Here's a common house blessing prayer to use: 

The three Wise Men, Casper, Melchoir and Balthasar, followed the star of God’s Son, who became man 20__ (name year) years ago. May Christ bless our home and remain with us throughout the new year. Visit, O Blessed Lord, this home with the gladness of your presence. Bless all who live or visit here with the gift of your love; and grant that we may manifest your love to each other and to all whose lives we touch. May we grow in grace and in the knowledge and love of you; guide, comfort and strengthen us in peace, O Jesus Christ, now and forever, Amen.

go star gazing

Pack some hot cocoa, a snack and bundle up! Find a remote location where you can view the winter night sky. Imagine what it would have been like to travel by following a star, over a long distance in hopes of seeing a special king, and then - to find him! Ask children, "What do you think they brought with them? Where do you imagine they slept? What might they have said when they found Jesus?" and other questions that spark curiosity.

Traveling Wise Men

We know little about the Wise Men except that they came from the East and were most likely astrologers and learned men. Some early Christian paintings assume there were as many as 12 of them venerating Jesus, but Catholic tradition settled on 3 to match the number of gifts they presented Jesus. The new star at the time of Jesus’ birth indicated a sign of a new king being born. The Bible doesn’t indicate when they found Jesus in Bethlehem, but Christians typically celebrate their arrival on January 6th. 

  1. Set up: On Christmas Eve, after placing Jesus in the nativity set. Place the wise men figures a few yards away, east of the creche. 

  2. Practice: Each night, move the wise men closer to the nativity to symbolize their journey to find Jesus. With young kids, you could make the movement into a “hide n’ seek” game in which you strategically move the wise men while they are sleeping and challenge the kids to find them each morning of the Christmas season. 

  3. The Magi should arrive at the nativity on January 6, Epiphany, at which point you might celebrate with a King Cake, a house blessing (directions below), and reading of TS Eliot's poem Journey of the Magi.

King Cake

On Epiphany (Jan 6), celebrate Jesus is the king with a traditional king cake. King cakes are served all over the world, so you have many options. In Spanish-speaking countries, rosca de reyes is a sweet bread shaped in an oval ring with dried fruits on top. In France, galette des rois is a round cake with puff pastry and fruit filling topped with a cardboard crown. In Switzerland, the cake is often pull-apart sweet rolls while in Scotland it’s fruitcake and in England it is a star-shaped jam tart. In New Orleans, king cake is typically a brioche in a ring with green, purple and gold sprinkles. Find a recipe online that looks good to you. Bake a cake and hide a little surprise inside (i.e. stainless-steel jewelry ring, dried bean, plastic baby Jesus).  

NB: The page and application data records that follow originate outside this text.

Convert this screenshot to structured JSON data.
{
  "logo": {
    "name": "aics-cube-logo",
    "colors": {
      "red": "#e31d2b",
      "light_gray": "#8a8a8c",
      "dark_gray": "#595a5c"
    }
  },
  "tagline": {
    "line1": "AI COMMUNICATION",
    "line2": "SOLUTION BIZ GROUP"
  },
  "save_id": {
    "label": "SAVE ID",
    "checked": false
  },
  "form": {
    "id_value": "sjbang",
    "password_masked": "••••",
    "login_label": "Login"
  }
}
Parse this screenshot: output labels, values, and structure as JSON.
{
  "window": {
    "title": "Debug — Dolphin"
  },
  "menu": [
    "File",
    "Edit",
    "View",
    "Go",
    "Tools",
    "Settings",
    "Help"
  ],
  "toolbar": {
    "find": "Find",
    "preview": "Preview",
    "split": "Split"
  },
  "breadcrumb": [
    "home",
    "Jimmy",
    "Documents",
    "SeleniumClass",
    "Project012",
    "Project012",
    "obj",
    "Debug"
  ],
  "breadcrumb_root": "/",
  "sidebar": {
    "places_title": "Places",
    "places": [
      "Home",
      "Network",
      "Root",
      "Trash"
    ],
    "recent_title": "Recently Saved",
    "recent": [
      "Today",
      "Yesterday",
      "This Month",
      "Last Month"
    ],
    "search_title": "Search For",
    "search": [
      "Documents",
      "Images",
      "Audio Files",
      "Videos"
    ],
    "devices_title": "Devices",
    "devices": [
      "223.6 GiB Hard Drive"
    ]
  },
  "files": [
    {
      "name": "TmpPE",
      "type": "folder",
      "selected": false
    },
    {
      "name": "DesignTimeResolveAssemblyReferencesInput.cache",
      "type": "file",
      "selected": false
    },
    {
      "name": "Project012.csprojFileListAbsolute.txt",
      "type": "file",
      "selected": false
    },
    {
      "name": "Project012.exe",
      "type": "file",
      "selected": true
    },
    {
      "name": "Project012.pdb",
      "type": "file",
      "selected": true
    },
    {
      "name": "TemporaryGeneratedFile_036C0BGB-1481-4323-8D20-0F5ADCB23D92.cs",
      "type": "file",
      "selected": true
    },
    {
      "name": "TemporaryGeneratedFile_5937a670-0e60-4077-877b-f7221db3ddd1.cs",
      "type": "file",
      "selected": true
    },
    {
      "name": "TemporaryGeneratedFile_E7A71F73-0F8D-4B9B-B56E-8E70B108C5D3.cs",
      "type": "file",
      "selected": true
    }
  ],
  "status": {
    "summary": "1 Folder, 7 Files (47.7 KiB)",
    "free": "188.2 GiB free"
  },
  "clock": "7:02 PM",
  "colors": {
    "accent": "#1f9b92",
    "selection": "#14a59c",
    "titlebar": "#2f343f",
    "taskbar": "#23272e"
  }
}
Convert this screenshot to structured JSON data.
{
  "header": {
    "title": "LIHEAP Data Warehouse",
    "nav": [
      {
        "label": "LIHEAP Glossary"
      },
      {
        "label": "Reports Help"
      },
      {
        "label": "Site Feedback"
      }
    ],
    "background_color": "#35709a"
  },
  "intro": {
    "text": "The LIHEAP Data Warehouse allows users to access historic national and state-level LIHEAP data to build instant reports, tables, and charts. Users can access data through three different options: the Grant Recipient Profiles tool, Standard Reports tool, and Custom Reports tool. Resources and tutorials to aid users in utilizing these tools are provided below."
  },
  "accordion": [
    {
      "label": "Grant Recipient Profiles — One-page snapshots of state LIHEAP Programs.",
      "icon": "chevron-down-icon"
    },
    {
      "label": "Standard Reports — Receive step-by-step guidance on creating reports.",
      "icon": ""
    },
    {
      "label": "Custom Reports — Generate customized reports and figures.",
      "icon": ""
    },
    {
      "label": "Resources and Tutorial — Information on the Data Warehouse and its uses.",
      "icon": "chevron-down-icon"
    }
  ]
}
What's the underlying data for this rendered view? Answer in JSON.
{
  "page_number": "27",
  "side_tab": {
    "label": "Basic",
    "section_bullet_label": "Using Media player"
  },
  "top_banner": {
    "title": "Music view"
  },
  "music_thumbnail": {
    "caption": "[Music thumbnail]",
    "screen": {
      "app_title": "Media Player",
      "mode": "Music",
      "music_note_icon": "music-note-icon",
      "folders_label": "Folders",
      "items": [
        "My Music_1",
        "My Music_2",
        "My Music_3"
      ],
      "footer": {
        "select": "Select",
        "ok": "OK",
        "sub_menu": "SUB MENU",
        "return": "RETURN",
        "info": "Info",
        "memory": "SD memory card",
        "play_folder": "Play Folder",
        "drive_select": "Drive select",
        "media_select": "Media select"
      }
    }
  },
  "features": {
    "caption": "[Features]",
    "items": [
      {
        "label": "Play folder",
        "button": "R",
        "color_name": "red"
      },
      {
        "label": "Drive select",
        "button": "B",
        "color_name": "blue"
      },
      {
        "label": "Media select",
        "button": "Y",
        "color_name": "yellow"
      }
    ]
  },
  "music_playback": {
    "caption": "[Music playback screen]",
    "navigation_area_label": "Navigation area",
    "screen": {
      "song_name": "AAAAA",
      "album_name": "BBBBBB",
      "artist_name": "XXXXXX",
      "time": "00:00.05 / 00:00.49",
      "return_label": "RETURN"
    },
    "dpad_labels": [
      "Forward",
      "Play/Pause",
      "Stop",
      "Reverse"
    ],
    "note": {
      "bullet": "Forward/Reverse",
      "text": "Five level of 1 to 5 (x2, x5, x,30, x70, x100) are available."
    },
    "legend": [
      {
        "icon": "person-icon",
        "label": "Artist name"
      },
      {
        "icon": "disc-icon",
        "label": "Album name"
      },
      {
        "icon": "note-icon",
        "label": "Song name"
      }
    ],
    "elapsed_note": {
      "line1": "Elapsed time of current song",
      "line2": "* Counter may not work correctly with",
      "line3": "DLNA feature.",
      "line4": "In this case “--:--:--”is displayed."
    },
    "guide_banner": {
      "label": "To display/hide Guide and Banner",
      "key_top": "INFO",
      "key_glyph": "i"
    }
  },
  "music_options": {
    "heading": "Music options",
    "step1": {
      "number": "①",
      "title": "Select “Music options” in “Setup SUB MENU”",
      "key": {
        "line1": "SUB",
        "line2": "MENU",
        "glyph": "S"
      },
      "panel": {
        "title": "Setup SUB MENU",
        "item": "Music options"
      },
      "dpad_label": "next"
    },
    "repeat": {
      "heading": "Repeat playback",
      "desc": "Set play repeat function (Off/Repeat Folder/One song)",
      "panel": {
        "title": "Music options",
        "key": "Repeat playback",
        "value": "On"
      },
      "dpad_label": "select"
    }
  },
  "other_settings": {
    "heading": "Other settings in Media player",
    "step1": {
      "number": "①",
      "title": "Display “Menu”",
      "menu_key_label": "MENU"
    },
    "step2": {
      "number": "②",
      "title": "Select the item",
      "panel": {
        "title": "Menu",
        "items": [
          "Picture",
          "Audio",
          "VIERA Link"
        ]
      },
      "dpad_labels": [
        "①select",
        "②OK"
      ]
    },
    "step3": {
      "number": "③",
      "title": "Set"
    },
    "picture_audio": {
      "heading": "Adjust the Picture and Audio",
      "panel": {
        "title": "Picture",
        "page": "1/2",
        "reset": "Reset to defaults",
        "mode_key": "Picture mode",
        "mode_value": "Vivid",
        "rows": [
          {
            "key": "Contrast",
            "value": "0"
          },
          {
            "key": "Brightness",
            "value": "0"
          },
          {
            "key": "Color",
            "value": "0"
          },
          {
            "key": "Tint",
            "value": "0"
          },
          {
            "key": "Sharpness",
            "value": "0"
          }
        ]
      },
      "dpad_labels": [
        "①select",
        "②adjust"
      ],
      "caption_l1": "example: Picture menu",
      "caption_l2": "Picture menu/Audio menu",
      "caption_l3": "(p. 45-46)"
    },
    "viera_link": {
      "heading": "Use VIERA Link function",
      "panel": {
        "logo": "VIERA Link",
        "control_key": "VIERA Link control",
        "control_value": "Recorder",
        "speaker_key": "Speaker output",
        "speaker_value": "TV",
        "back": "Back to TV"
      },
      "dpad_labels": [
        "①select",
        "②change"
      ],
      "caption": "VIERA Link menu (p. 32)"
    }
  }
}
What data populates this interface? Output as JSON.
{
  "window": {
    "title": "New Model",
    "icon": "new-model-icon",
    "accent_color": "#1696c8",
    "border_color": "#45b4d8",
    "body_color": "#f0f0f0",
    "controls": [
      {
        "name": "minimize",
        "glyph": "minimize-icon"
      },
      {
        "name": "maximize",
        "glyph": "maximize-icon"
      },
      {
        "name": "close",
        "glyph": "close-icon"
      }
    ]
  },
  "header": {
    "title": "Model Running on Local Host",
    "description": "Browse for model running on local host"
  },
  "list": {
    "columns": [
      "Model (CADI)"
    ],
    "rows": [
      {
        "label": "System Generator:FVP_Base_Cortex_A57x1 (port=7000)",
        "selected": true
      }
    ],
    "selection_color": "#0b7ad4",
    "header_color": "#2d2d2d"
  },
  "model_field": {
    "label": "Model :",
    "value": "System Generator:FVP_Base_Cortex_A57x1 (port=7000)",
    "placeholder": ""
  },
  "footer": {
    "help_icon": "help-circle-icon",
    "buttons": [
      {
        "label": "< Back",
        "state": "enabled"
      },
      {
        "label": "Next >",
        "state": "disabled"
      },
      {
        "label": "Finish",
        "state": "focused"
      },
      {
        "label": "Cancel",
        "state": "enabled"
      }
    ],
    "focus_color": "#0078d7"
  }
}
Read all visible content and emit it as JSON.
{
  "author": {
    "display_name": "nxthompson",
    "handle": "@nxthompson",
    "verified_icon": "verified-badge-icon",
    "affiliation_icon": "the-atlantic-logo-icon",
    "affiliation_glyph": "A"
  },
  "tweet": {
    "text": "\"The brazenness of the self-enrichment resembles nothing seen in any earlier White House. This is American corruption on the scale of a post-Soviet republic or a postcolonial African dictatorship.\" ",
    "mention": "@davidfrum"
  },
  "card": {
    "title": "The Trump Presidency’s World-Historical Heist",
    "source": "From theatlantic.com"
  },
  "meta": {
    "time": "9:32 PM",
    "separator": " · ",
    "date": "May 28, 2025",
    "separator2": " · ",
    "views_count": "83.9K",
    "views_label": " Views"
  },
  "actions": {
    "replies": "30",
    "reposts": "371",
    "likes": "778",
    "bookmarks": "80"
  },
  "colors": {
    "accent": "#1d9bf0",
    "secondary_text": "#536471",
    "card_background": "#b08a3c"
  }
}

Eat the cake on January 6th with friends or family. Cut the king cake in equal pieces. While everyone closes their eyes, someone holds up a piece of cake and the youngest determines who will receive that particular piece. Whoever finds the surprise in their slice is crowned the King/Queen of Epiphany. Each family can determine what royal privileges are won. Little ones might enjoy making a special crown for this purpose.